(Ellenor Bjornsdottir) #36

Fructose, if I’m not mistaken.


(Bacon is better) #37

Well, as a guess, if you are in need of explosive muscle performance, you are going to want some quick-burning glucose handy, right? But you are still going to want ketones to keep your heart and brain going, too, so I wouldn’t expect a drop in ketones under those circumstances. I wonder if cortisol doesn’t do something to the liver or pancreas to keep insulin from inhibiting ketogenesis.

When serum glucose rises because it’s in the diet, that is a completely different situation. In that case, we want to be storing fat, not burning it or turning it into ketones (i.e., partially burning it).


(Bacon is better) #38

I wonder if this is actually true. And I’m only raising the question because Ben Bikman, who knows Cahill’s work, questions the notion—which I understand came from Cahill—that the brain needs 130 g of glucose a day. In fact, Bikman questions whether the brain needs any glucose at all.


(Michael - When reality fails to meet expectations, the problem is not reality.) #39

@PaulL That would certainly be an interesting matter! I also wondered why if the brain could function getting 2/3 of it’s energy from β-hydroxybutyrate it couldn’t function on it at 100%.

Watch the video I linked above of Dr Ali. Maybe he’s just repeating Cahill. Still, I have a lot of respect for Ali and it would take some convincing to swing me over, even though I’m inclined to ‘wish it were so’. Aside from the brain what else would require glucose sufficiently to evolve gluconeogenesis? In another discussion someone claimed that gluconeogenesis was around long before humans and we inherited it for whatever reasons. No documentation offered.


Leptin in Initiation and Maintainance of Ketosis
(Butter Withaspoon) #40

Red blood cells?

When the glycerol backbone of the triglyceride is converted to glucose, this is also gluconeogenesis. It makes sense that the body would utilise this fuel source when mainly burning fat.

No sources, just enjoying thinking about these things


(Bob M) #41

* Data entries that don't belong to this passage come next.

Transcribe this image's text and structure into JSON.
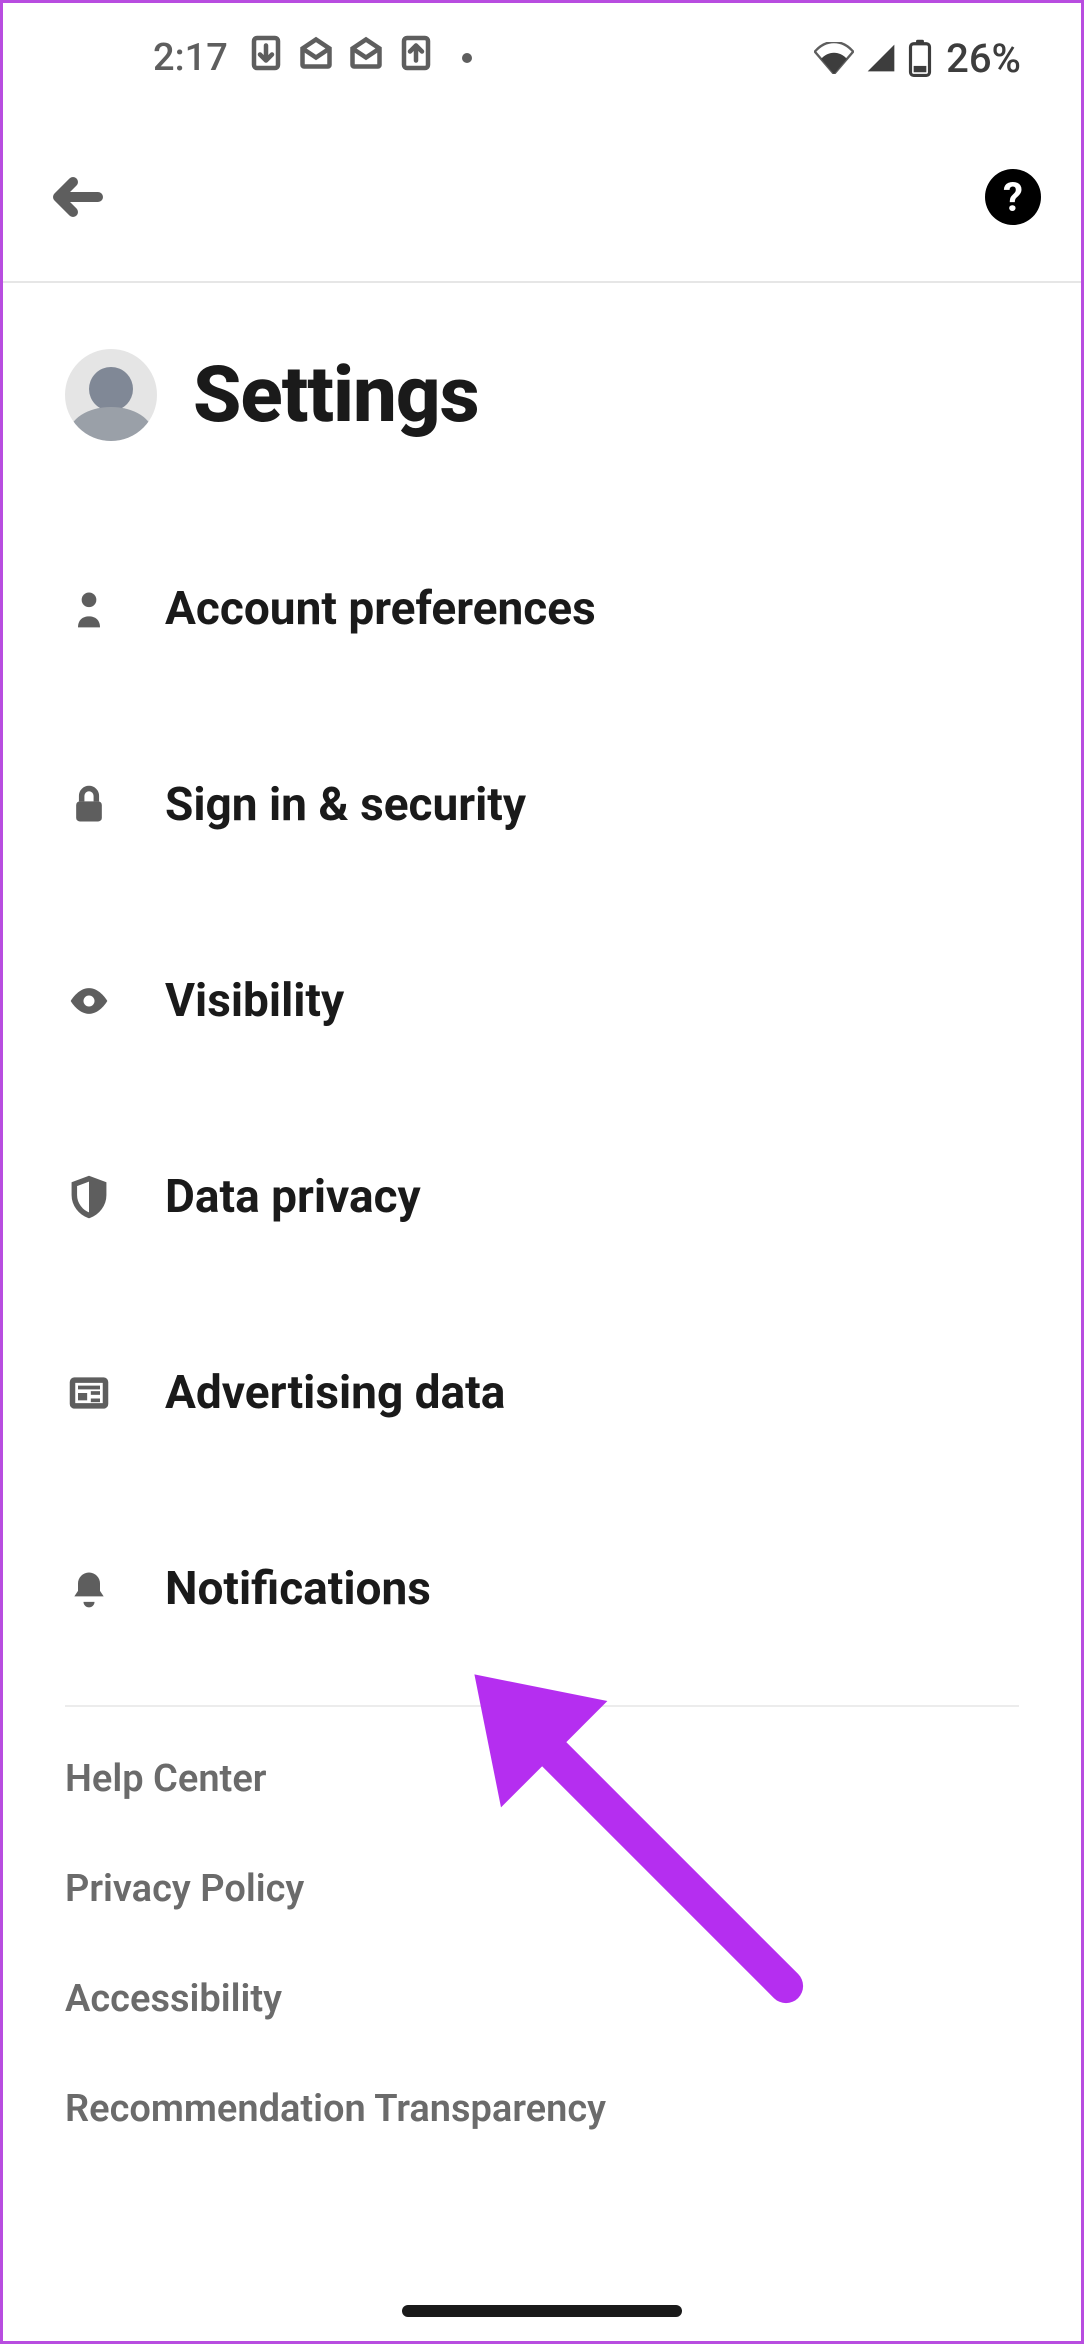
{
  "status_bar": {
    "time": "2:17",
    "battery_pct": "26%"
  },
  "header": {
    "title": "Settings"
  },
  "settings_items": [
    {
      "id": "account-preferences",
      "label": "Account preferences",
      "icon": "person-icon"
    },
    {
      "id": "sign-in-security",
      "label": "Sign in & security",
      "icon": "lock-icon"
    },
    {
      "id": "visibility",
      "label": "Visibility",
      "icon": "eye-icon"
    },
    {
      "id": "data-privacy",
      "label": "Data privacy",
      "icon": "shield-icon"
    },
    {
      "id": "advertising-data",
      "label": "Advertising data",
      "icon": "newspaper-icon"
    },
    {
      "id": "notifications",
      "label": "Notifications",
      "icon": "bell-icon"
    }
  ],
  "footer_links": [
    {
      "id": "help-center",
      "label": "Help Center"
    },
    {
      "id": "privacy-policy",
      "label": "Privacy Policy"
    },
    {
      "id": "accessibility",
      "label": "Accessibility"
    },
    {
      "id": "recommendation-transparency",
      "label": "Recommendation Transparency"
    }
  ],
  "annotation": {
    "target": "notifications",
    "color": "#b52ef0"
  }
}
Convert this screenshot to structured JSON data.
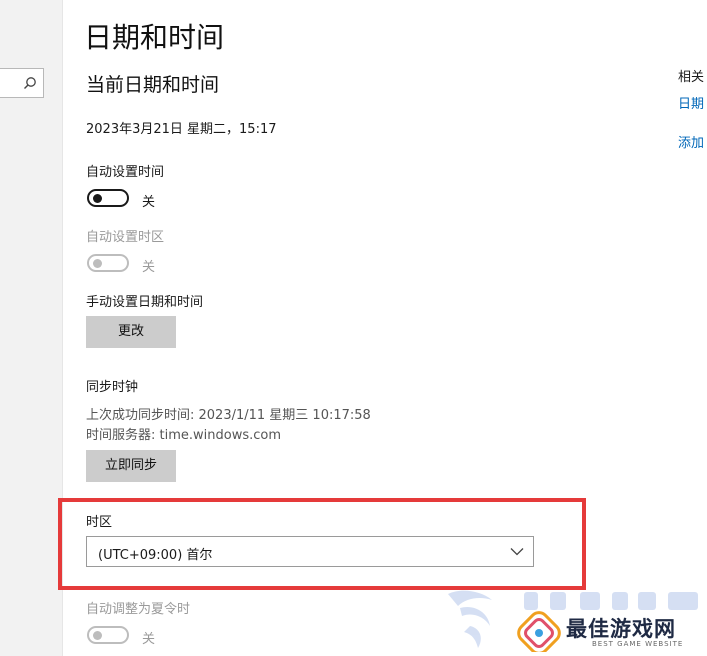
{
  "page": {
    "title": "日期和时间",
    "section_title": "当前日期和时间",
    "current_datetime": "2023年3月21日 星期二，15:17"
  },
  "auto_time": {
    "label": "自动设置时间",
    "state_text": "关",
    "on": false
  },
  "auto_timezone": {
    "label": "自动设置时区",
    "state_text": "关",
    "on": false,
    "disabled": true
  },
  "manual": {
    "label": "手动设置日期和时间",
    "button": "更改"
  },
  "sync": {
    "label": "同步时钟",
    "last_sync": "上次成功同步时间: 2023/1/11 星期三 10:17:58",
    "server": "时间服务器: time.windows.com",
    "button": "立即同步"
  },
  "timezone": {
    "label": "时区",
    "selected": "(UTC+09:00) 首尔"
  },
  "dst": {
    "label": "自动调整为夏令时",
    "state_text": "关",
    "on": false,
    "disabled": true
  },
  "related": {
    "heading": "相关",
    "links": [
      "日期",
      "添加"
    ]
  },
  "watermark": {
    "text": "最佳游戏网",
    "sub": "BEST GAME WEBSITE"
  },
  "colors": {
    "accent": "#0067b8",
    "highlight": "#e53a3a",
    "button_bg": "#cccccc"
  }
}
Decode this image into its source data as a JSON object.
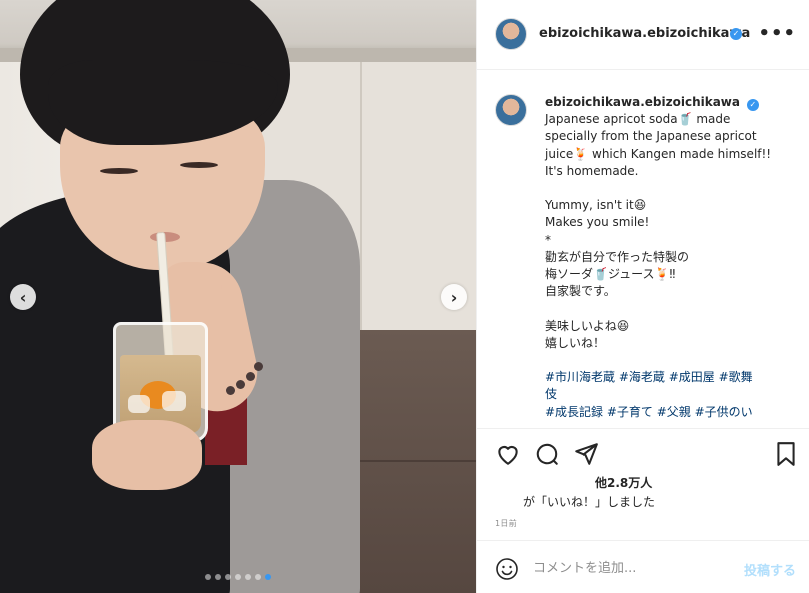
{
  "post": {
    "username": "ebizoichikawa.ebizoichikawa",
    "more_icon": "more-horizontal-icon",
    "verified_icon": "verified-badge-icon",
    "verified_color": "#3897f0"
  },
  "caption": {
    "username": "ebizoichikawa.ebizoichikawa",
    "lines": [
      "Japanese apricot soda🥤 made",
      "specially from the Japanese apricot",
      "juice🍹 which Kangen made himself!!",
      "It's homemade.",
      "",
      "Yummy, isn't it😆",
      "Makes you smile!",
      "*",
      "勸玄が自分で作った特製の",
      "梅ソーダ🥤ジュース🍹‼︎",
      "自家製です。",
      "",
      "美味しいよね😆",
      "嬉しいね！",
      ""
    ],
    "hashtags": [
      "#市川海老蔵 #海老蔵 #成田屋 #歌舞",
      "伎",
      "#成長記録 #子育て #父親 #子供のい"
    ]
  },
  "carousel": {
    "prev_icon": "chevron-left-icon",
    "next_icon": "chevron-right-icon",
    "prev_glyph": "‹",
    "next_glyph": "›",
    "dot_count": 7,
    "active_index": 6,
    "active_color": "#3897f0"
  },
  "actions": {
    "icons": [
      "heart-icon",
      "comment-icon",
      "share-icon",
      "bookmark-icon"
    ],
    "likes_count": "他2.8万人",
    "likes_text": "が「いいね！」しました",
    "timestamp": "1日前"
  },
  "comment": {
    "emoji_icon": "smiley-face-icon",
    "placeholder": "コメントを追加...",
    "post_label": "投稿する",
    "post_color": "#b2dffc"
  }
}
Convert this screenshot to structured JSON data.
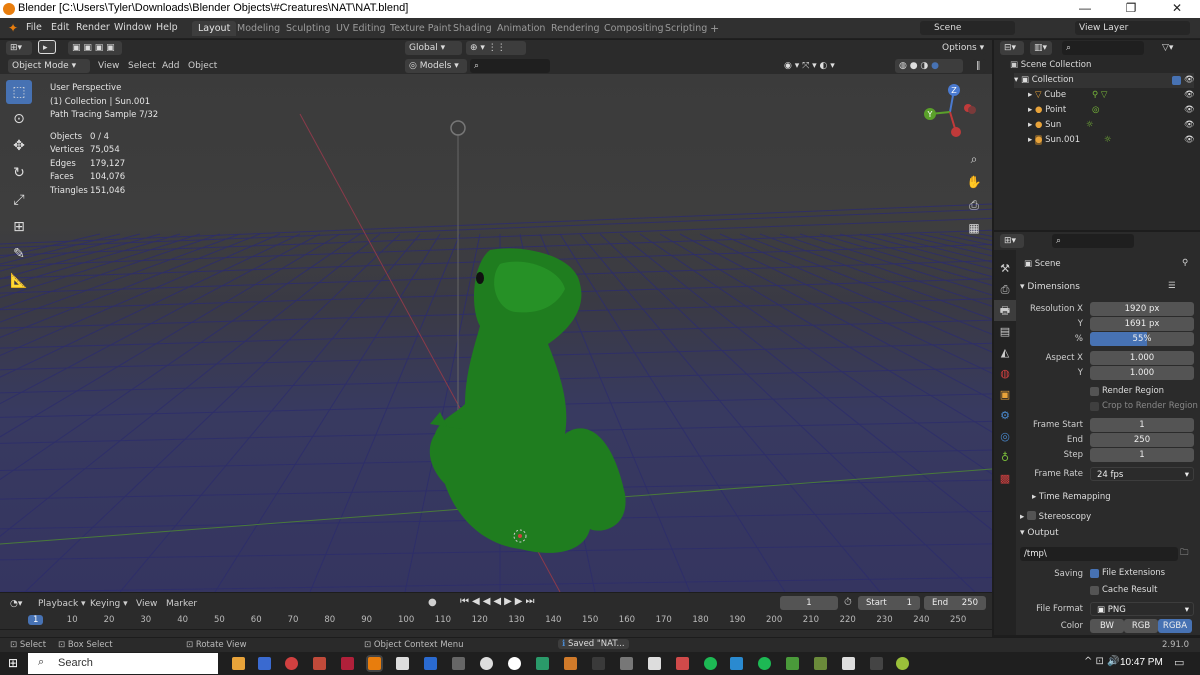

So, I misspoke. I got a high(er) reading on my ketonix, I hypothesized due to a higher fat intake the day before (only test once a day, in the mornings). I specifically ate more (saturated) fat yesterday (mainly in the form of sour cream/cream), and…my ketonix went back to a low level.

This is why I’ve given up theorizing about things. What I theorize would happen seems to be true…until it’s not. And then I don’t have a good explanation.